You: Theon, honest young student of philosophy,
are sent by your father in Corinth to study Philosophy in Athens.
The Academy, The School Founded
by Plato, a student of Socrates. The degree
to which Plato's views reflect those of
Socrates, or are his own, is disputed.
Doctrines
Nature of Truth: Holds that the only true reality is that of ideal forms which exist in another dimension and are inaccessible to the senses. Plato originated the "parable of the cave" the we are like slaves chained to a wall for which reality is visible only as a reflection.
Access to Truth: Truth is accessible only through "reason." Because of this Plato is associated with"dialectic reasoning" i.e. - word game arguments that lull participants into thinking that sentence structures and propositions constitute truth, just as they consider mathematics to be true reality rather than a description of reality.
Guide to Life: "Virtue" is the guide to life. Virtue is set by gods and/or "reasoning."
Epicurus' Perspective: Epicurus refers to Platonists as "dreamers" and "the golden," as Plato held men of "gold" should be philosopher - kings - dictators, and also as "Flatterers of Dionysius" - an allusion to their delusions of grandeur.
Associates
Pythagorean School

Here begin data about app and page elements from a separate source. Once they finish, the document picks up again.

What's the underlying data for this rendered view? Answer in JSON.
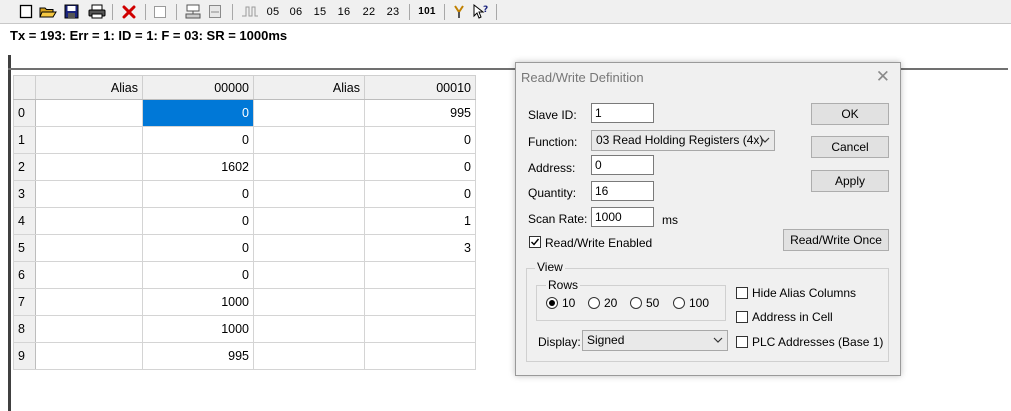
{
  "toolbar": {
    "items": [
      "05",
      "06",
      "15",
      "16",
      "22",
      "23",
      "101"
    ]
  },
  "status_line": "Tx = 193: Err = 1: ID = 1: F = 03: SR = 1000ms",
  "grid": {
    "headers": [
      "Alias",
      "00000",
      "Alias",
      "00010"
    ],
    "rows": [
      {
        "num": "0",
        "alias1": "",
        "val1": "0",
        "alias2": "",
        "val2": "995"
      },
      {
        "num": "1",
        "alias1": "",
        "val1": "0",
        "alias2": "",
        "val2": "0"
      },
      {
        "num": "2",
        "alias1": "",
        "val1": "1602",
        "alias2": "",
        "val2": "0"
      },
      {
        "num": "3",
        "alias1": "",
        "val1": "0",
        "alias2": "",
        "val2": "0"
      },
      {
        "num": "4",
        "alias1": "",
        "val1": "0",
        "alias2": "",
        "val2": "1"
      },
      {
        "num": "5",
        "alias1": "",
        "val1": "0",
        "alias2": "",
        "val2": "3"
      },
      {
        "num": "6",
        "alias1": "",
        "val1": "0",
        "alias2": "",
        "val2": ""
      },
      {
        "num": "7",
        "alias1": "",
        "val1": "1000",
        "alias2": "",
        "val2": ""
      },
      {
        "num": "8",
        "alias1": "",
        "val1": "1000",
        "alias2": "",
        "val2": ""
      },
      {
        "num": "9",
        "alias1": "",
        "val1": "995",
        "alias2": "",
        "val2": ""
      }
    ],
    "selection_color": "#0078d7"
  },
  "dialog": {
    "title": "Read/Write Definition",
    "slave_id_label": "Slave ID:",
    "slave_id_value": "1",
    "function_label": "Function:",
    "function_value": "03 Read Holding Registers (4x)",
    "address_label": "Address:",
    "address_value": "0",
    "quantity_label": "Quantity:",
    "quantity_value": "16",
    "scan_rate_label": "Scan Rate:",
    "scan_rate_value": "1000",
    "scan_rate_unit": "ms",
    "rw_enabled_label": "Read/Write Enabled",
    "ok_label": "OK",
    "cancel_label": "Cancel",
    "apply_label": "Apply",
    "rw_once_label": "Read/Write Once",
    "view_label": "View",
    "rows_label": "Rows",
    "rows_options": [
      "10",
      "20",
      "50",
      "100"
    ],
    "rows_selected": "10",
    "display_label": "Display:",
    "display_value": "Signed",
    "hide_alias_label": "Hide Alias Columns",
    "address_in_cell_label": "Address in Cell",
    "plc_addresses_label": "PLC Addresses (Base 1)"
  }
}
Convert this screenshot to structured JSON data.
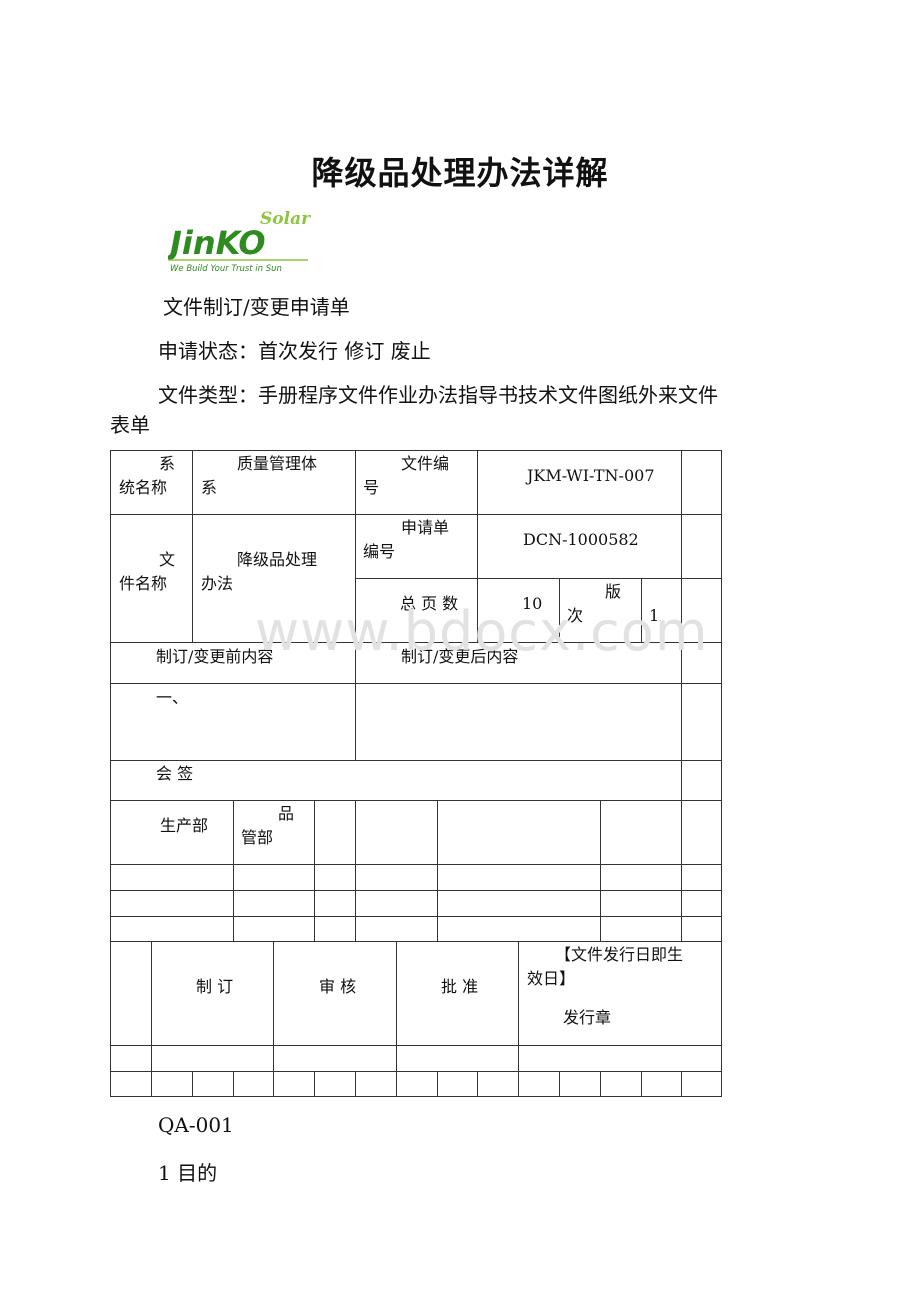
{
  "document": {
    "title": "降级品处理办法详解",
    "logo": {
      "brand": "JinKO",
      "brand_sub": "Solar",
      "tagline": "We Build Your Trust in Sun",
      "colors": {
        "primary": "#2e8b1f",
        "accent": "#8cc63f"
      }
    },
    "form_name": "文件制订/变更申请单",
    "status_line": "申请状态：首次发行 修订 废止",
    "type_line_1": "文件类型：手册程序文件作业办法指导书技术文件图纸外来文件",
    "type_line_2": "表单",
    "watermark": "www.bdocx.com"
  },
  "table": {
    "system_name_label_1": "系",
    "system_name_label_2": "统名称",
    "system_name_value_1": "质量管理体",
    "system_name_value_2": "系",
    "doc_no_label_1": "文件编",
    "doc_no_label_2": "号",
    "doc_no_value": "JKM-WI-TN-007",
    "file_name_label_1": "文",
    "file_name_label_2": "件名称",
    "file_name_value_1": "降级品处理",
    "file_name_value_2": "办法",
    "request_no_label_1": "申请单",
    "request_no_label_2": "编号",
    "request_no_value": "DCN-1000582",
    "total_pages_label": "总 页 数",
    "total_pages_value": "10",
    "version_label_1": "版",
    "version_label_2": "次",
    "version_value": "1",
    "before_header": "制订/变更前内容",
    "after_header": "制订/变更后内容",
    "before_content": "一、",
    "after_content": "",
    "countersign_label": "会 签",
    "dept_production": "生产部",
    "dept_quality_1": "品",
    "dept_quality_2": "管部",
    "draft_label": "制 订",
    "review_label": "审 核",
    "approve_label": "批 准",
    "effective_note_1": "【文件发行日即生",
    "effective_note_2": "效日】",
    "issue_seal_label": "发行章"
  },
  "footer": {
    "code": "QA-001",
    "section_1": "1 目的"
  }
}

Doctrines
Nature of Truth: Highly mystical; believed truth found in geometric forms, and souls experience reincarnation ("metempsychosis")
Access to Truth:
Guide to Life: Follow the teacher absolutely; students may
not even speak
Epicurus' Perspective:
Associates
Pythagorus
Empedocles
School of Diogenes, the Cynic, "the Tub"
Doctrines
Nature of Truth:
Access To Truth:
Guide To Life: Virtue is the only good: Cynics saw following Nature to be a type
of gross Asceticism; doglike manners; and would dissolve the ties
of family and political society.
Epicurus' Perspective: Epicurus accuses Cynics
of a reverse kind of pride, vanity, and ambition
Associates
Gryphus, who appears in story
to tell Epicurus to stop teaching
Eleatic School (Parmenides)
Doctrines
Quibbles: All is One - motion is impossible
Associates
The Lyceum, the School of Aristotle, the Peripatetics
Doctrines
Nature of Truth: Holds that reality exists in *this* dimension (not another world like Plato).
Access to Truth: Holds that truth is accessible only through "reasoning" in word games ("syllogisms). If a matter cannot be stated in the form of a syllogism, involving affirmations or denials, then it cannot be true.
Guide to Life: "Virtue" is the guide to life. Virtue is set by "reasoning" back to the first cause which is divine.
Epicurus' perspective: Epicurus reportedly called Aristotle a "piker" and "profligate" who "after devouring his patrimony took to soldiering and selling drugs." (This is not in AFDIA and he may not have said it.)
Associates
Theophrastus (criticized as arrogant)
Pyrrho, the Skeptic
Doctrines
Nature of Truth:
Access To Truth: Impossible to know anything with certainty
Guide to Life:
Epicurus' Pespective: The Skeptics are wrong because certain knowledge of some things is possible, based on the eternal and unchanging nature of the elements. These views are explained in the Letter to Herodotus, Authorized Doctrines 22-25, and Lucretius.
Associates
Socrates